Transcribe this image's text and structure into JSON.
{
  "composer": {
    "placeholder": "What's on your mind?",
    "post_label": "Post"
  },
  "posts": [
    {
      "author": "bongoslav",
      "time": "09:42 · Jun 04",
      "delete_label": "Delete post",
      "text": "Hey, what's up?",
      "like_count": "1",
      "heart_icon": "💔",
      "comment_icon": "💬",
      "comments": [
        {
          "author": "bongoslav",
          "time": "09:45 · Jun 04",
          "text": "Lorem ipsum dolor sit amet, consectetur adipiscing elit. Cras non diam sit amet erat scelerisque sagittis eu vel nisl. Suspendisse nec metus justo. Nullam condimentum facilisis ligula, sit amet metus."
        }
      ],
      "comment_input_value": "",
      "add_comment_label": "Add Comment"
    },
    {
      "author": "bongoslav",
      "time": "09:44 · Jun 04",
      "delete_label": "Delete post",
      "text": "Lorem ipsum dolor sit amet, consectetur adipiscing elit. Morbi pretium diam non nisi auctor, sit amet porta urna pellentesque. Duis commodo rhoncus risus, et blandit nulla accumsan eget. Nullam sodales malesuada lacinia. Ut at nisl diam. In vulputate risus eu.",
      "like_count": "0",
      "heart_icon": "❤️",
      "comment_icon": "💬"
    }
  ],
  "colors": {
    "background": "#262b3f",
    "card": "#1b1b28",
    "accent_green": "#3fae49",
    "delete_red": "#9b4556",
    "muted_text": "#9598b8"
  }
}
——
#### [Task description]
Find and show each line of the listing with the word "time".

#### [Your response]
      "time": "09:42 · Jun 04",
          "time": "09:45 · Jun 04",
      "time": "09:44 · Jun 04",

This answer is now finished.